- _Records from a data collection_:
::::::

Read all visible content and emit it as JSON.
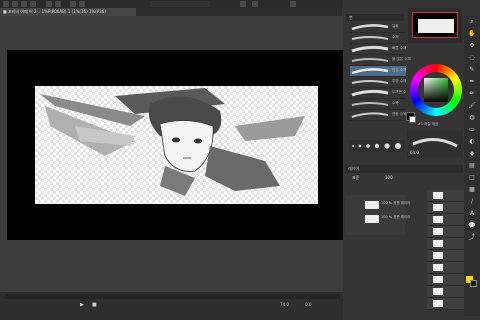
{
  "tab": {
    "title": "■ 꼬리비 어깨 어 2 .. 1%P(P06AB) 1 (1%(16) 1%(P36)"
  },
  "toolbar": {
    "icons": [
      "menu-icon",
      "save-icon",
      "undo-icon",
      "redo-icon",
      "pen-icon",
      "eraser-icon",
      "select-icon",
      "fill-icon"
    ]
  },
  "brush_panel": {
    "title": "붓",
    "items": [
      {
        "label": "유화"
      },
      {
        "label": "수채"
      },
      {
        "label": "빠른 수채"
      },
      {
        "label": "물 많은 수채"
      },
      {
        "label": "번짐 수채"
      },
      {
        "label": "투명 수채"
      },
      {
        "label": "두꺼운 수채"
      },
      {
        "label": "수묵"
      },
      {
        "label": "연한 수묵"
      }
    ],
    "size_value": "64.0"
  },
  "navigator": {
    "label": "내비게이터"
  },
  "color_panel": {
    "label": "컬러 서클",
    "hex_label": "#1 하늘 세상"
  },
  "layer_panel": {
    "title": "레이어",
    "blend": "표준",
    "opacity": "100",
    "layers": [
      {
        "name": "100 % 표준 레이어"
      },
      {
        "name": "100 % 표준 레이어"
      },
      {
        "name": "100 % 표준"
      },
      {
        "name": "100 % 표준"
      },
      {
        "name": "용지"
      }
    ]
  },
  "bottom": {
    "zoom": "74.0",
    "angle": "0.0",
    "frames": "2/10"
  },
  "accent": "#ffd800",
  "bg_dark": "#2b2b2b"
}
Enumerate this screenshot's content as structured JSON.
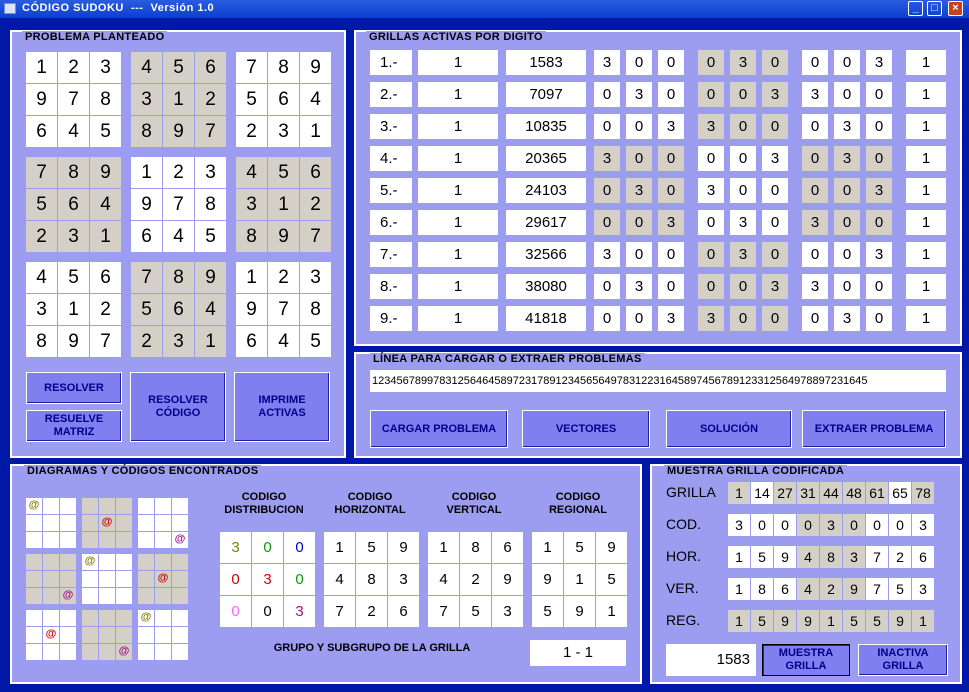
{
  "window": {
    "title": "CÓDIGO SUDOKU  ---  Versión 1.0",
    "min": "_",
    "max": "□",
    "close": "×"
  },
  "problem": {
    "title": "PROBLEMA PLANTEADO",
    "grid": [
      "123456789",
      "978312564",
      "645897231",
      "789123456",
      "564978312",
      "231645897",
      "456789123",
      "312564978",
      "897231645"
    ]
  },
  "buttons": {
    "resolver": "RESOLVER",
    "resuelve_matriz": "RESUELVE MATRIZ",
    "resolver_codigo": "RESOLVER CÓDIGO",
    "imprime_activas": "IMPRIME ACTIVAS",
    "cargar": "CARGAR PROBLEMA",
    "vectores": "VECTORES",
    "solucion": "SOLUCIÓN",
    "extraer": "EXTRAER PROBLEMA",
    "muestra": "MUESTRA GRILLA",
    "inactiva": "INACTIVA GRILLA"
  },
  "active": {
    "title": "GRILLAS ACTIVAS POR DIGITO",
    "rows": [
      {
        "label": "1.-",
        "group": "1",
        "code": "1583",
        "d": [
          "3",
          "0",
          "0",
          "0",
          "3",
          "0",
          "0",
          "0",
          "3"
        ],
        "last": "1"
      },
      {
        "label": "2.-",
        "group": "1",
        "code": "7097",
        "d": [
          "0",
          "3",
          "0",
          "0",
          "0",
          "3",
          "3",
          "0",
          "0"
        ],
        "last": "1"
      },
      {
        "label": "3.-",
        "group": "1",
        "code": "10835",
        "d": [
          "0",
          "0",
          "3",
          "3",
          "0",
          "0",
          "0",
          "3",
          "0"
        ],
        "last": "1"
      },
      {
        "label": "4.-",
        "group": "1",
        "code": "20365",
        "d": [
          "3",
          "0",
          "0",
          "0",
          "0",
          "3",
          "0",
          "3",
          "0"
        ],
        "last": "1"
      },
      {
        "label": "5.-",
        "group": "1",
        "code": "24103",
        "d": [
          "0",
          "3",
          "0",
          "3",
          "0",
          "0",
          "0",
          "0",
          "3"
        ],
        "last": "1"
      },
      {
        "label": "6.-",
        "group": "1",
        "code": "29617",
        "d": [
          "0",
          "0",
          "3",
          "0",
          "3",
          "0",
          "3",
          "0",
          "0"
        ],
        "last": "1"
      },
      {
        "label": "7.-",
        "group": "1",
        "code": "32566",
        "d": [
          "3",
          "0",
          "0",
          "0",
          "3",
          "0",
          "0",
          "0",
          "3"
        ],
        "last": "1"
      },
      {
        "label": "8.-",
        "group": "1",
        "code": "38080",
        "d": [
          "0",
          "3",
          "0",
          "0",
          "0",
          "3",
          "3",
          "0",
          "0"
        ],
        "last": "1"
      },
      {
        "label": "9.-",
        "group": "1",
        "code": "41818",
        "d": [
          "0",
          "0",
          "3",
          "3",
          "0",
          "0",
          "0",
          "3",
          "0"
        ],
        "last": "1"
      }
    ]
  },
  "line": {
    "title": "LÍNEA PARA CARGAR O EXTRAER PROBLEMAS",
    "value": "123456789978312564645897231789123456564978312231645897456789123312564978897231645"
  },
  "diagrams": {
    "title": "DIAGRAMAS Y CÓDIGOS ENCONTRADOS",
    "at": "@",
    "headers": {
      "dist": "CODIGO DISTRIBUCION",
      "hor": "CODIGO HORIZONTAL",
      "ver": "CODIGO VERTICAL",
      "reg": "CODIGO REGIONAL"
    },
    "dist": [
      "3",
      "0",
      "0",
      "0",
      "3",
      "0",
      "0",
      "0",
      "3"
    ],
    "hor": [
      "1",
      "5",
      "9",
      "4",
      "8",
      "3",
      "7",
      "2",
      "6"
    ],
    "ver": [
      "1",
      "8",
      "6",
      "4",
      "2",
      "9",
      "7",
      "5",
      "3"
    ],
    "reg": [
      "1",
      "5",
      "9",
      "9",
      "1",
      "5",
      "5",
      "9",
      "1"
    ],
    "group_label": "GRUPO Y SUBGRUPO DE LA GRILLA",
    "group_value": "1 - 1",
    "colors": {
      "olive": "#808000",
      "green": "#00a000",
      "blue": "#0000e0",
      "red": "#d00000",
      "magenta": "#a0108a",
      "pink": "#ff60ff"
    }
  },
  "encoded": {
    "title": "MUESTRA GRILLA CODIFICADA",
    "labels": {
      "grilla": "GRILLA",
      "cod": "COD.",
      "hor": "HOR.",
      "ver": "VER.",
      "reg": "REG."
    },
    "grilla": [
      "1",
      "14",
      "27",
      "31",
      "44",
      "48",
      "61",
      "65",
      "78"
    ],
    "cod": [
      "3",
      "0",
      "0",
      "0",
      "3",
      "0",
      "0",
      "0",
      "3"
    ],
    "hor": [
      "1",
      "5",
      "9",
      "4",
      "8",
      "3",
      "7",
      "2",
      "6"
    ],
    "ver": [
      "1",
      "8",
      "6",
      "4",
      "2",
      "9",
      "7",
      "5",
      "3"
    ],
    "reg": [
      "1",
      "5",
      "9",
      "9",
      "1",
      "5",
      "5",
      "9",
      "1"
    ],
    "value": "1583"
  }
}
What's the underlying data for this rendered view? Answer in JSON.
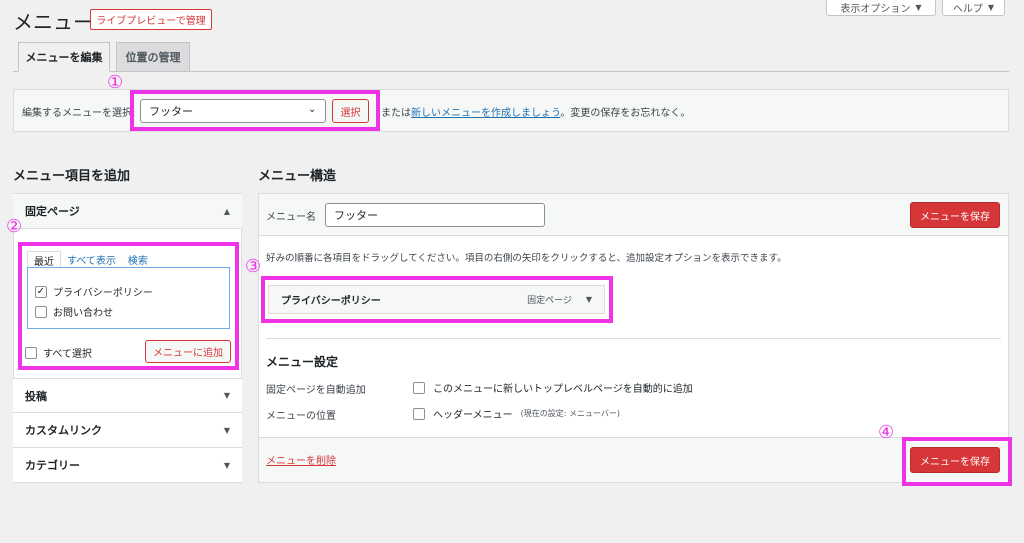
{
  "header": {
    "title": "メニュー",
    "live_preview_label": "ライブプレビューで管理",
    "screen_options_label": "表示オプション",
    "help_label": "ヘルプ"
  },
  "tabs": [
    {
      "label": "メニューを編集",
      "active": true
    },
    {
      "label": "位置の管理",
      "active": false
    }
  ],
  "select_bar": {
    "label": "編集するメニューを選択:",
    "selected_menu": "フッター",
    "select_button": "選択",
    "text_before": "または",
    "create_link": "新しいメニューを作成しましょう",
    "text_after": "。変更の保存をお忘れなく。"
  },
  "left": {
    "heading": "メニュー項目を追加",
    "sections": [
      {
        "label": "固定ページ",
        "expanded": true
      },
      {
        "label": "投稿",
        "expanded": false
      },
      {
        "label": "カスタムリンク",
        "expanded": false
      },
      {
        "label": "カテゴリー",
        "expanded": false
      }
    ],
    "subtabs": [
      {
        "label": "最近",
        "active": true
      },
      {
        "label": "すべて表示",
        "active": false
      },
      {
        "label": "検索",
        "active": false
      }
    ],
    "pages": [
      {
        "label": "プライバシーポリシー",
        "checked": true
      },
      {
        "label": "お問い合わせ",
        "checked": false
      }
    ],
    "select_all_label": "すべて選択",
    "add_button": "メニューに追加"
  },
  "right": {
    "heading": "メニュー構造",
    "menu_name_label": "メニュー名",
    "menu_name_value": "フッター",
    "save_button": "メニューを保存",
    "instructions": "好みの順番に各項目をドラッグしてください。項目の右側の矢印をクリックすると、追加設定オプションを表示できます。",
    "menu_items": [
      {
        "title": "プライバシーポリシー",
        "type": "固定ページ"
      }
    ],
    "settings_heading": "メニュー設定",
    "auto_add_label": "固定ページを自動追加",
    "auto_add_option": "このメニューに新しいトップレベルページを自動的に追加",
    "location_label": "メニューの位置",
    "location_option": "ヘッダーメニュー",
    "location_note": "(現在の設定: メニューバー)",
    "delete_link": "メニューを削除"
  },
  "annotations": [
    "①",
    "②",
    "③",
    "④"
  ],
  "colors": {
    "accent": "#d63638",
    "link": "#2271b1",
    "highlight": "#ee33e6",
    "background": "#f0f0f1"
  }
}
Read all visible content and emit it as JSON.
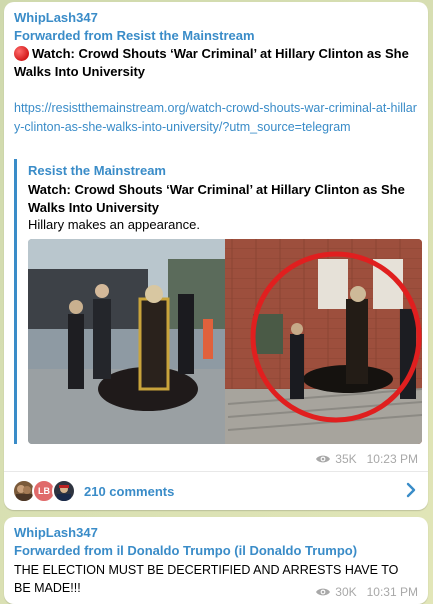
{
  "message1": {
    "sender": "WhipLash347",
    "forwarded": "Forwarded from Resist the Mainstream",
    "title": "Watch: Crowd Shouts ‘War Criminal’ at Hillary Clinton as She Walks Into University",
    "link": "https://resistthemainstream.org/watch-crowd-shouts-war-criminal-at-hillary-clinton-as-she-walks-into-university/?utm_source=telegram",
    "preview": {
      "site": "Resist the Mainstream",
      "title": "Watch: Crowd Shouts ‘War Criminal’ at Hillary Clinton as She Walks Into University",
      "description": "Hillary makes an appearance."
    },
    "views": "35K",
    "time": "10:23 PM",
    "comments": {
      "label": "210 comments",
      "avatar_initials": "LB"
    }
  },
  "message2": {
    "sender": "WhipLash347",
    "forwarded": "Forwarded from il Donaldo Trumpo (il Donaldo Trumpo)",
    "text": "THE ELECTION MUST BE DECERTIFIED AND ARRESTS HAVE TO BE MADE!!!",
    "views": "30K",
    "time": "10:31 PM"
  },
  "colors": {
    "accent": "#3a8cc8",
    "meta": "#a8a8a8",
    "background": "#d7dcb4"
  },
  "icons": [
    "red-circle-emoji-icon",
    "eye-icon",
    "chevron-right-icon"
  ]
}
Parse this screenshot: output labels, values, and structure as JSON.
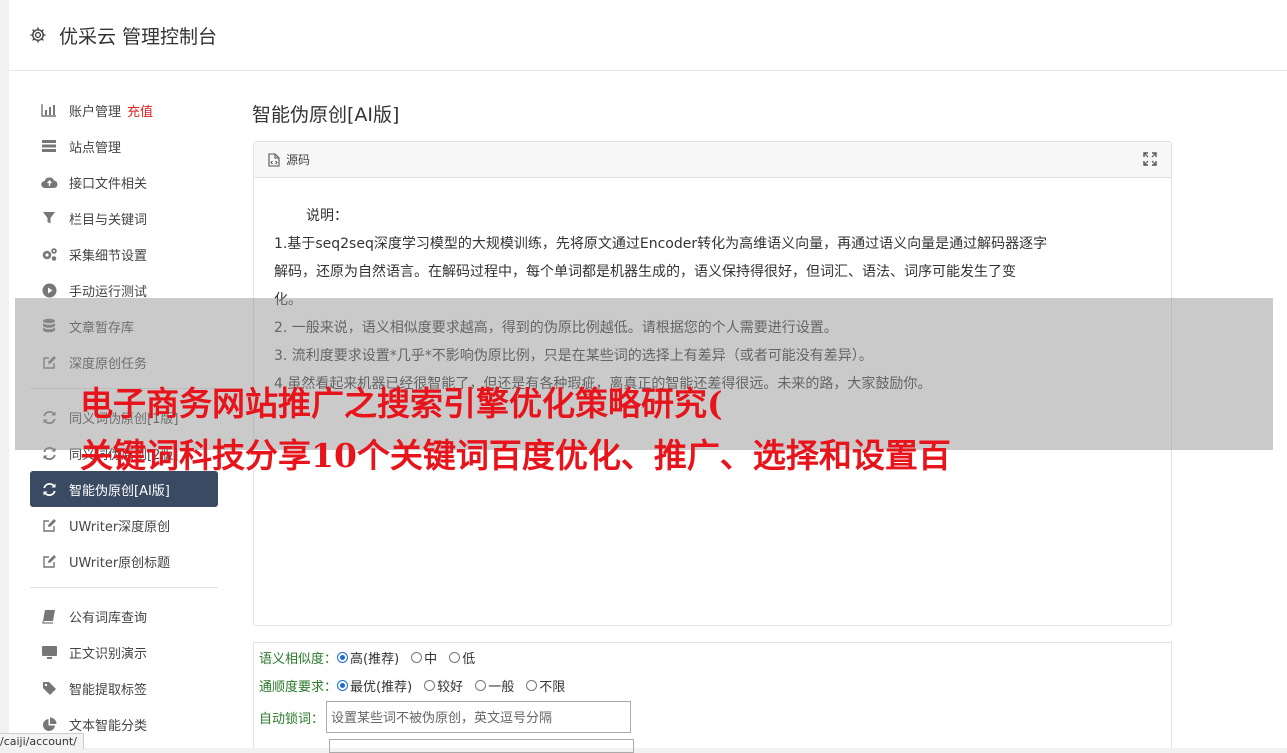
{
  "header": {
    "title": "优采云 管理控制台",
    "icon": "gear-icon"
  },
  "sidebar": {
    "items": [
      {
        "label": "账户管理",
        "extra": "充值",
        "icon": "bar-chart-icon"
      },
      {
        "label": "站点管理",
        "icon": "server-icon"
      },
      {
        "label": "接口文件相关",
        "icon": "cloud-upload-icon"
      },
      {
        "label": "栏目与关键词",
        "icon": "filter-icon"
      },
      {
        "label": "采集细节设置",
        "icon": "cogs-icon"
      },
      {
        "label": "手动运行测试",
        "icon": "play-circle-icon"
      },
      {
        "label": "文章暂存库",
        "icon": "database-icon"
      },
      {
        "label": "深度原创任务",
        "icon": "edit-icon"
      },
      {
        "label": "同义词伪原创[1版]",
        "icon": "refresh-icon"
      },
      {
        "label": "同义词伪原创[2版]",
        "icon": "refresh-icon"
      },
      {
        "label": "智能伪原创[AI版]",
        "icon": "refresh-icon"
      },
      {
        "label": "UWriter深度原创",
        "icon": "edit-icon"
      },
      {
        "label": "UWriter原创标题",
        "icon": "edit-icon"
      },
      {
        "label": "公有词库查询",
        "icon": "book-icon"
      },
      {
        "label": "正文识别演示",
        "icon": "monitor-icon"
      },
      {
        "label": "智能提取标签",
        "icon": "tag-icon"
      },
      {
        "label": "文本智能分类",
        "icon": "pie-chart-icon"
      }
    ]
  },
  "page": {
    "title": "智能伪原创[AI版]"
  },
  "panel": {
    "header": "源码",
    "lines": [
      "说明：",
      "1.基于seq2seq深度学习模型的大规模训练，先将原文通过Encoder转化为高维语义向量，再通过语义向量是通过解码器逐字",
      "解码，还原为自然语言。在解码过程中，每个单词都是机器生成的，语义保持得很好，但词汇、语法、词序可能发生了变",
      "化。",
      "2. 一般来说，语义相似度要求越高，得到的伪原比例越低。请根据您的个人需要进行设置。",
      "3. 流利度要求设置*几乎*不影响伪原比例，只是在某些词的选择上有差异（或者可能没有差异）。",
      "4.虽然看起来机器已经很智能了，但还是有各种瑕疵，离真正的智能还差得很远。未来的路，大家鼓励你。"
    ]
  },
  "overlay": {
    "line1": "电子商务网站推广之搜索引擎优化策略研究(",
    "line2": "关键词科技分享10个关键词百度优化、推广、选择和设置百"
  },
  "options": {
    "similarity": {
      "label": "语义相似度：",
      "options": [
        "高(推荐)",
        "中",
        "低"
      ],
      "selected": "高(推荐)"
    },
    "fluency": {
      "label": "通顺度要求：",
      "options": [
        "最优(推荐)",
        "较好",
        "一般",
        "不限"
      ],
      "selected": "最优(推荐)"
    },
    "lock": {
      "label": "自动锁词：",
      "placeholder": "设置某些词不被伪原创，英文逗号分隔",
      "value": ""
    }
  },
  "statusbar": {
    "url": "/caiji/account/"
  }
}
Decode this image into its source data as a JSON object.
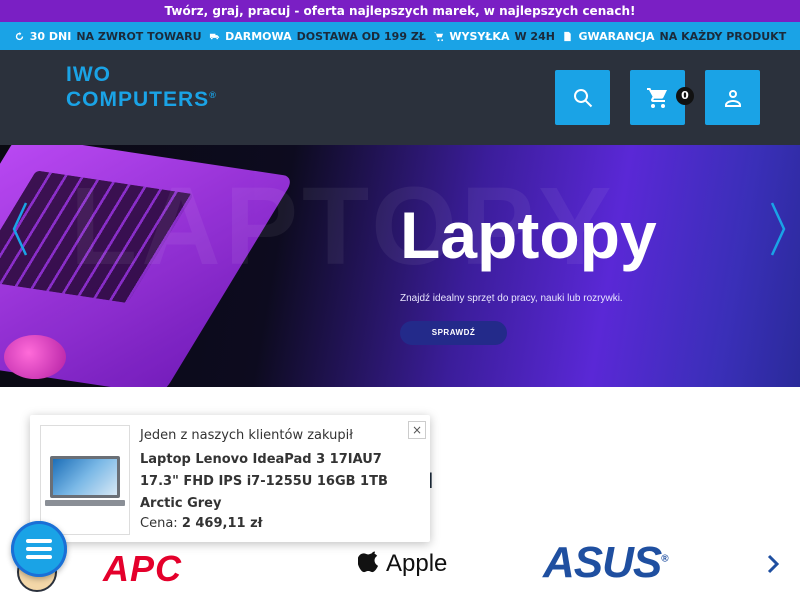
{
  "topbar": {
    "text": "Twórz, graj, pracuj - oferta najlepszych marek, w najlepszych cenach!"
  },
  "benefits": [
    {
      "icon": "return-icon",
      "highlight": "30 DNI",
      "text": "NA ZWROT TOWARU"
    },
    {
      "icon": "truck-icon",
      "highlight": "DARMOWA",
      "text": "DOSTAWA OD 199 ZŁ"
    },
    {
      "icon": "cart-icon",
      "highlight": "WYSYŁKA",
      "text": "W 24H"
    },
    {
      "icon": "document-icon",
      "highlight": "GWARANCJA",
      "text": "NA KAŻDY PRODUKT"
    }
  ],
  "logo": {
    "line1": "IWO",
    "line2": "COMPUTERS",
    "mark": "®"
  },
  "header": {
    "cart_count": "0"
  },
  "banner": {
    "title": "Laptopy",
    "subtitle": "Znajdź idealny sprzęt do pracy, nauki lub rozrywki.",
    "cta": "SPRAWDŹ",
    "background_word": "LAPTOPY"
  },
  "section": {
    "partial_heading": "I"
  },
  "brands": {
    "apc": "APC",
    "apple": "Apple",
    "asus": "ASUS",
    "asus_mark": "®"
  },
  "popup": {
    "line1": "Jeden z naszych klientów zakupił",
    "product": "Laptop Lenovo IdeaPad 3 17IAU7 17.3\" FHD IPS i7-1255U 16GB 1TB Arctic Grey",
    "price_label": "Cena:",
    "price": "2 469,11 zł",
    "close": "×"
  },
  "colors": {
    "accent": "#1aa3e6",
    "topbar": "#7a1fc4",
    "header": "#2b313c"
  }
}
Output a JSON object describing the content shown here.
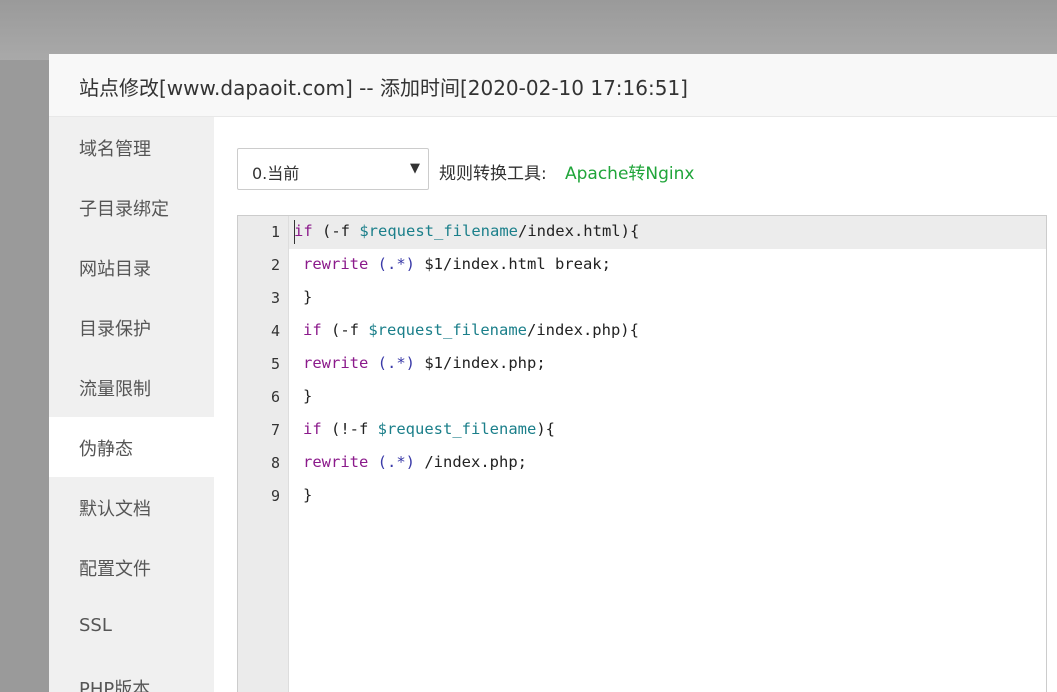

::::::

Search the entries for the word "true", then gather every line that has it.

      "active": true
        "expanded": true
        "active": true
        "checked": true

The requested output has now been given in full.